Among the participating countries/districts, Hong Kong has shown significant improvement in pupils’ reading achievement [27] for the study period. In 2001, Hong Kong ranked 14th and jumped to 2nd in 2006; and it became the first on the list in 2011. Researchers are impressed by the remarkable improvement and have become interested in identifying factors that have contributed to this upward trend. The PIRLS-SQCV 2011 could be used to assess the factors that have contributed to the top performance of Hong Kong pupils in PIRLS 2011, so that teaching strategies may be developed to help improve the reading competencies of pupils not only in Hong Kong butin other places in the world, especially communities that are predominately Chinese.

Even though most of the results discussed above are supportive in disentangling the psychometric properties of the scale, the study is not without limitations.
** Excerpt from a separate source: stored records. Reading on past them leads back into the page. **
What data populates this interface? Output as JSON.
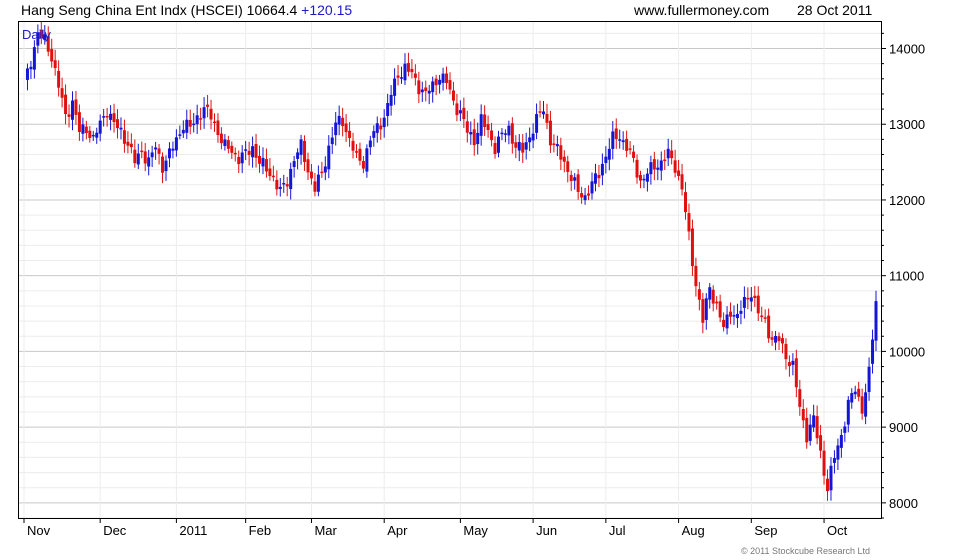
{
  "header": {
    "index_name": "Hang Seng China Ent Indx (HSCEI)",
    "last_value": "10664.4",
    "change": "+120.15",
    "website": "www.fullermoney.com",
    "date": "28 Oct 2011"
  },
  "copyright": "© 2011 Stockcube Research Ltd",
  "colors": {
    "up": "#1515d6",
    "down": "#e01010",
    "grid_major": "#c8c8c8",
    "grid_minor": "#ececec",
    "frame": "#000000"
  },
  "chart_data": {
    "type": "candlestick",
    "period_label": "Daily",
    "y_axis": {
      "side": "right",
      "ylim": [
        7800,
        14350
      ],
      "ticks": [
        8000,
        9000,
        10000,
        11000,
        12000,
        13000,
        14000
      ]
    },
    "x_axis": {
      "labels": [
        {
          "label": "Nov",
          "day": 0
        },
        {
          "label": "Dec",
          "day": 22
        },
        {
          "label": "2011",
          "day": 44
        },
        {
          "label": "Feb",
          "day": 64
        },
        {
          "label": "Mar",
          "day": 83
        },
        {
          "label": "Apr",
          "day": 104
        },
        {
          "label": "May",
          "day": 126
        },
        {
          "label": "Jun",
          "day": 147
        },
        {
          "label": "Jul",
          "day": 168
        },
        {
          "label": "Aug",
          "day": 189
        },
        {
          "label": "Sep",
          "day": 210
        },
        {
          "label": "Oct",
          "day": 231
        }
      ],
      "day_count": 247
    },
    "close_series": [
      [
        0,
        13500
      ],
      [
        2,
        13850
      ],
      [
        4,
        14200
      ],
      [
        6,
        14100
      ],
      [
        8,
        13900
      ],
      [
        10,
        13500
      ],
      [
        12,
        13100
      ],
      [
        14,
        13300
      ],
      [
        16,
        12900
      ],
      [
        18,
        12950
      ],
      [
        20,
        12800
      ],
      [
        22,
        13000
      ],
      [
        24,
        13200
      ],
      [
        26,
        13000
      ],
      [
        28,
        12900
      ],
      [
        30,
        12750
      ],
      [
        32,
        12500
      ],
      [
        34,
        12650
      ],
      [
        36,
        12500
      ],
      [
        38,
        12700
      ],
      [
        40,
        12450
      ],
      [
        42,
        12600
      ],
      [
        44,
        12800
      ],
      [
        46,
        13000
      ],
      [
        48,
        12950
      ],
      [
        50,
        13100
      ],
      [
        52,
        13200
      ],
      [
        54,
        13100
      ],
      [
        56,
        12900
      ],
      [
        58,
        12700
      ],
      [
        60,
        12650
      ],
      [
        62,
        12550
      ],
      [
        64,
        12600
      ],
      [
        66,
        12700
      ],
      [
        68,
        12500
      ],
      [
        70,
        12400
      ],
      [
        72,
        12300
      ],
      [
        74,
        12100
      ],
      [
        76,
        12250
      ],
      [
        78,
        12550
      ],
      [
        80,
        12700
      ],
      [
        82,
        12400
      ],
      [
        84,
        12150
      ],
      [
        86,
        12350
      ],
      [
        88,
        12700
      ],
      [
        90,
        13000
      ],
      [
        92,
        13050
      ],
      [
        94,
        12800
      ],
      [
        96,
        12550
      ],
      [
        98,
        12500
      ],
      [
        100,
        12800
      ],
      [
        102,
        12950
      ],
      [
        104,
        13100
      ],
      [
        106,
        13400
      ],
      [
        108,
        13650
      ],
      [
        110,
        13750
      ],
      [
        112,
        13650
      ],
      [
        114,
        13500
      ],
      [
        116,
        13400
      ],
      [
        118,
        13500
      ],
      [
        120,
        13650
      ],
      [
        122,
        13550
      ],
      [
        124,
        13300
      ],
      [
        126,
        13150
      ],
      [
        128,
        12900
      ],
      [
        130,
        12800
      ],
      [
        132,
        13050
      ],
      [
        134,
        12900
      ],
      [
        136,
        12700
      ],
      [
        138,
        12850
      ],
      [
        140,
        12950
      ],
      [
        142,
        12700
      ],
      [
        144,
        12650
      ],
      [
        146,
        12850
      ],
      [
        148,
        13050
      ],
      [
        150,
        13200
      ],
      [
        152,
        12800
      ],
      [
        154,
        12650
      ],
      [
        156,
        12500
      ],
      [
        158,
        12300
      ],
      [
        160,
        12100
      ],
      [
        162,
        12050
      ],
      [
        164,
        12200
      ],
      [
        166,
        12350
      ],
      [
        168,
        12600
      ],
      [
        170,
        12800
      ],
      [
        172,
        12850
      ],
      [
        174,
        12700
      ],
      [
        176,
        12500
      ],
      [
        178,
        12250
      ],
      [
        180,
        12350
      ],
      [
        182,
        12450
      ],
      [
        184,
        12500
      ],
      [
        186,
        12600
      ],
      [
        188,
        12450
      ],
      [
        190,
        12150
      ],
      [
        192,
        11500
      ],
      [
        194,
        10900
      ],
      [
        196,
        10400
      ],
      [
        198,
        10850
      ],
      [
        200,
        10600
      ],
      [
        202,
        10300
      ],
      [
        204,
        10550
      ],
      [
        206,
        10450
      ],
      [
        208,
        10650
      ],
      [
        210,
        10800
      ],
      [
        212,
        10500
      ],
      [
        214,
        10400
      ],
      [
        216,
        10150
      ],
      [
        218,
        10150
      ],
      [
        220,
        9950
      ],
      [
        222,
        9800
      ],
      [
        224,
        9250
      ],
      [
        226,
        8900
      ],
      [
        228,
        9100
      ],
      [
        230,
        8650
      ],
      [
        232,
        8200
      ],
      [
        234,
        8600
      ],
      [
        236,
        8900
      ],
      [
        238,
        9300
      ],
      [
        240,
        9500
      ],
      [
        242,
        9250
      ],
      [
        244,
        9700
      ],
      [
        246,
        10664.4
      ]
    ]
  }
}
Although a two-stage stratified cluster sampling was adopted, the collected sample could not represent all Hong Kong fourth-grade pupils in the international PIRLS. Even though the results of EFA and CFA both confirmed the 10-factor model for the student questionnaire (PIRLS-SQ 2011) of the Progress in International Reading Literacy Study (PIRLS), some of the factors were a bit weak, such as factor 8 (Reading self-efficacy) and factor 10 (Independent reading behaviour at school), being only composed of two items, the minimum for a particular factor. Among all the items in CFA, two items’ standardized path coefficient is lower than 0.5. They are G7d “My parents check if I do my homework” (0.486) and G9a “I was made fun of or called nicknames” (0.488).

Nevertheless, the factor constructs could still be seen as predictors of reading achievement after implementation of multiple regression or Structural Equation Modelling (SEM) to identify key factors that contribute to reading development. The findings could then fill the gap of existing literature concerning the relationship between student factors and reading achievement. The factor constructs could potentially be used by educational researchers and teachers in Hong Kong and other Chinese societies such as Taiwan, Singapore, and mainland China with minor adjustments.

Competing Interests

The authors declared no potential conflict of interests with respect to the research, authorship, and/or publication of this paper.


The authors would like to acknowledge Ms. Claire Qiuzhi Xie for her support in the initial data analysis process and Dr. Raymond Chung for his statistical advice. This work was supported by the General Research Fund from the Research Grants Council of Hong Kong under File no. 17606715, Hong Kong.